The environmental interaction is also poor- smashing a vase here and there, and talking to the few NPCs who inhabit the world (who are all business-like with no real flavour) seems to be the extent of it.
So, if you’re a dragon quest fan, now is the time to put your currency away and wait for Dragon Quest XI (intended to be released in conjunction with the series’ 30th anniversary in 2016).
But what if you’re a Dynasty Warriors fan?
As it is marketed as a hack-and-slash action game, it is pertinent, in any critique, to consider the combat elements of Dragon Quest Heroes. Ultimately, the combat element plays out like a real-time strategy tower defense where party members and recruited monsters act to defend an object or person against waves of enemy monsters, with the occasional boss battle thrown in.
There is a good explanation of controls and the character movement is fluid, making it easy to execute a myriad of attack combinations as well as dodge and defend.
However, the actual combat is very easy and you will hardly ever need to use anything other than your standard square attack. Aiming is completely unnecessary (and difficult to do when you want to), and button mashing square will usually be sufficient to mow down the swarms of enemies (one swipe of the blade can usually knock out every enemy in the immediate vicinity). Most enemies just stand around waiting to be struck down and are not even vaguely threatening, which serves to undermine the attack skill trees and other managerial RPG elements that exist, as you do not really need to utilize them.
When a player’s tension bar is full (after a certain number of enemies are defeated), the player can enter a super-saiyan- like state of full tension and unleash their special attack (Luceus’ coup de grace is clearly Kamehameha inspired)- a nice nod to both Dragon Ball and the states of tension of the Dragon Quest games. Further, each character does have a different fighting style (which again harks back nicely to the main title DQ games) but once again you’re really just figuring out whom you’re most comfortable pressing square with and who has the flashiest special attack.
There are also some missed opportunities with game design. For example, there is a lack of local or online multiplayer or any real interaction with other party members when fighting (they seem to be as idle as the foes they’re fighting). The menus could also have an improved layout.

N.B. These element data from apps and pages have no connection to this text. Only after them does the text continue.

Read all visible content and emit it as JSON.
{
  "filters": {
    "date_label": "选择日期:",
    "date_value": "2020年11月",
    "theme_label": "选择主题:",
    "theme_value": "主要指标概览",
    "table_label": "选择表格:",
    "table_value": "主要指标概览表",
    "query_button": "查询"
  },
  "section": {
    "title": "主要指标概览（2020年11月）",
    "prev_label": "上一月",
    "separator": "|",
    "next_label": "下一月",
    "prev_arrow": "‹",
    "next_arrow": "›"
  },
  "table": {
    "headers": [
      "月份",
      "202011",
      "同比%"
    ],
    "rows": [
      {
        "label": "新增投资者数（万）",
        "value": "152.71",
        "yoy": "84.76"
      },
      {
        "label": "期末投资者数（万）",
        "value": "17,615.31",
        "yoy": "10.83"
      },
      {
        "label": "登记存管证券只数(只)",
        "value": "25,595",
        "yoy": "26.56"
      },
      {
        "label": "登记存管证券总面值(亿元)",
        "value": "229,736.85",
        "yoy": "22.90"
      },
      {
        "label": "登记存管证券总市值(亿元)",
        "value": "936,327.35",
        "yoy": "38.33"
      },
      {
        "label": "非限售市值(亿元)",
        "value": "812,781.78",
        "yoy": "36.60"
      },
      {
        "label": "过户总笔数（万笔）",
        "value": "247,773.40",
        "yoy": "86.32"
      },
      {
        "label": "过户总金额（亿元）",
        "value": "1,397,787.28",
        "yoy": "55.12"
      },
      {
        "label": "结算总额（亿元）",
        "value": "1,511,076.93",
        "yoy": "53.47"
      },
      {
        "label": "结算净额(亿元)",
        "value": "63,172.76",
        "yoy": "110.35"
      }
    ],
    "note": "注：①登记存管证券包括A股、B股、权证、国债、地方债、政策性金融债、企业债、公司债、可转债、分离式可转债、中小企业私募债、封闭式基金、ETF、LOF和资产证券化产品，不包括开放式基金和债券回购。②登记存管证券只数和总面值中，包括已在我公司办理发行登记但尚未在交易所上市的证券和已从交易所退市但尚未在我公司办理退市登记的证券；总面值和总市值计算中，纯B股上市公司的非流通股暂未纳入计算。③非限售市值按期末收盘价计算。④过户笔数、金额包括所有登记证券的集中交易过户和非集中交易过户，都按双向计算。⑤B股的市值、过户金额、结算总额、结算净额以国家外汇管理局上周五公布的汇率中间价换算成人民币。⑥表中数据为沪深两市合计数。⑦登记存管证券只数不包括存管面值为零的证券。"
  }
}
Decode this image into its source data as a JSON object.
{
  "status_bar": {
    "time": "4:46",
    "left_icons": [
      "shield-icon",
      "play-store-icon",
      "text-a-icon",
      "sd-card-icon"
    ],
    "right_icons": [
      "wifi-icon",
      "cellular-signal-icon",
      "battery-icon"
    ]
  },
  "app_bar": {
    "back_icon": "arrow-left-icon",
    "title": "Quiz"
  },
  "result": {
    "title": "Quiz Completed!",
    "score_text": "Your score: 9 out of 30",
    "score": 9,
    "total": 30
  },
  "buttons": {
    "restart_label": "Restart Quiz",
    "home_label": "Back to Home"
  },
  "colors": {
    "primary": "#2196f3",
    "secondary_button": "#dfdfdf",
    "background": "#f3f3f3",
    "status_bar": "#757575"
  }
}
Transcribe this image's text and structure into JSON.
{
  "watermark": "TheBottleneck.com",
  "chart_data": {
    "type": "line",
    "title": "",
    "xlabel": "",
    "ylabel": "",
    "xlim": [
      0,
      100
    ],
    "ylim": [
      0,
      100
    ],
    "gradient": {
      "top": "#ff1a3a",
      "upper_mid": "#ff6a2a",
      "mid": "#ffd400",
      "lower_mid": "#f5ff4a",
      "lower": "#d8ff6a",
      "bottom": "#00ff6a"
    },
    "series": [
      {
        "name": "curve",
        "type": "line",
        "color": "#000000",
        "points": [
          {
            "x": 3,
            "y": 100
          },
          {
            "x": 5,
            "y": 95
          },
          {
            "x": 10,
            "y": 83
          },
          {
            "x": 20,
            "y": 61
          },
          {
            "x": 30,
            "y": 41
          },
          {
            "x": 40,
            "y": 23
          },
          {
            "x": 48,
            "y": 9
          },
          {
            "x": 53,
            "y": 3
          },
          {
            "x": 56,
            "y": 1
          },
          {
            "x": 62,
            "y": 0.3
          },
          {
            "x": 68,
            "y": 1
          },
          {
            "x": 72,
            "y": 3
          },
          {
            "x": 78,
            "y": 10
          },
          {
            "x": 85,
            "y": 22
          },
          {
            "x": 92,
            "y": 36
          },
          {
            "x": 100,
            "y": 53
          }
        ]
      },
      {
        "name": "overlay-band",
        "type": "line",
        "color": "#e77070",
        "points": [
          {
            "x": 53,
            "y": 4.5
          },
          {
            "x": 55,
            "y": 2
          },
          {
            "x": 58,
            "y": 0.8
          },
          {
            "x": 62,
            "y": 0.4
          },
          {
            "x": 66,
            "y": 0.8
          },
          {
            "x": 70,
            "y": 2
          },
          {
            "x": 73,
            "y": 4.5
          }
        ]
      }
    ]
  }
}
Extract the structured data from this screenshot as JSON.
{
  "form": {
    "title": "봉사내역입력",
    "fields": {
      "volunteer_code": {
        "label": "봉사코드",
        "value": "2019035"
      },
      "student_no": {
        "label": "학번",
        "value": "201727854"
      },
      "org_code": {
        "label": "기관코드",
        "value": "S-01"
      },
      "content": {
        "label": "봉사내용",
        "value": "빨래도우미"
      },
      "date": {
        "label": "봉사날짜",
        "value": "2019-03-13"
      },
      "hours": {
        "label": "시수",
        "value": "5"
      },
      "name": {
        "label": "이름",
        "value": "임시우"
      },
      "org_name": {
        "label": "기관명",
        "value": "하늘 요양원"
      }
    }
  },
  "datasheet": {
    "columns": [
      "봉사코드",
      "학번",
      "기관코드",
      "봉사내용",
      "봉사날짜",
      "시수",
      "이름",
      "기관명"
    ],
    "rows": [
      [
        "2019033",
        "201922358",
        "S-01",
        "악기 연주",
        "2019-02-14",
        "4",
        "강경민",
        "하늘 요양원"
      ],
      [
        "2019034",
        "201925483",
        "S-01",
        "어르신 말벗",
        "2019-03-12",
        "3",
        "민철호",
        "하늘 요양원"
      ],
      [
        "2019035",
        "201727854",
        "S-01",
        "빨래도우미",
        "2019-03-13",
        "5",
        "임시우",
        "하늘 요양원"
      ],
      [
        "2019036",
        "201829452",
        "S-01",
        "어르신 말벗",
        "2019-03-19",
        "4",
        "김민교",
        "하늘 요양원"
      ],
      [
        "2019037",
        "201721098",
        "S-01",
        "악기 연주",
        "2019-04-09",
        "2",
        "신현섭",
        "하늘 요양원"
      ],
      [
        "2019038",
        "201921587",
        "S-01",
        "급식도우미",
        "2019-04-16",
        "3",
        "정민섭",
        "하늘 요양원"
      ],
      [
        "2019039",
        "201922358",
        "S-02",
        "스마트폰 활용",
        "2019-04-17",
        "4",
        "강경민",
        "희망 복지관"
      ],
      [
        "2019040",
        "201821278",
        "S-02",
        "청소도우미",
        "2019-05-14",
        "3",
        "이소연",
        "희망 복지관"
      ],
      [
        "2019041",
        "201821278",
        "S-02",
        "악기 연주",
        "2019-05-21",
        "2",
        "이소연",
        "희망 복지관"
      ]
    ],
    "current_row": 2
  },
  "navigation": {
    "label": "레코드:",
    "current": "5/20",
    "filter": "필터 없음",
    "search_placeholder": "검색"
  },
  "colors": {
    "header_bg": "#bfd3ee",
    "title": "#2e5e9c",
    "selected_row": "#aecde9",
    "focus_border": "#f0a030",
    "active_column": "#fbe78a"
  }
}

Ultimately, it took me a long time to figure out how to turn “it’s a bad RPG and an easy hack-and-slash all rolled into one pretty package” into a 1000+ word article, but there you have it. To paraphrase the wise words of Obi-Wan Kenobi, if you’re a DQ fan, this is not the game you are looking for. However, if you’re a Dynasty Warriors disciple with a lot of spare time and a desire to play on autopilot, you might enjoy this title.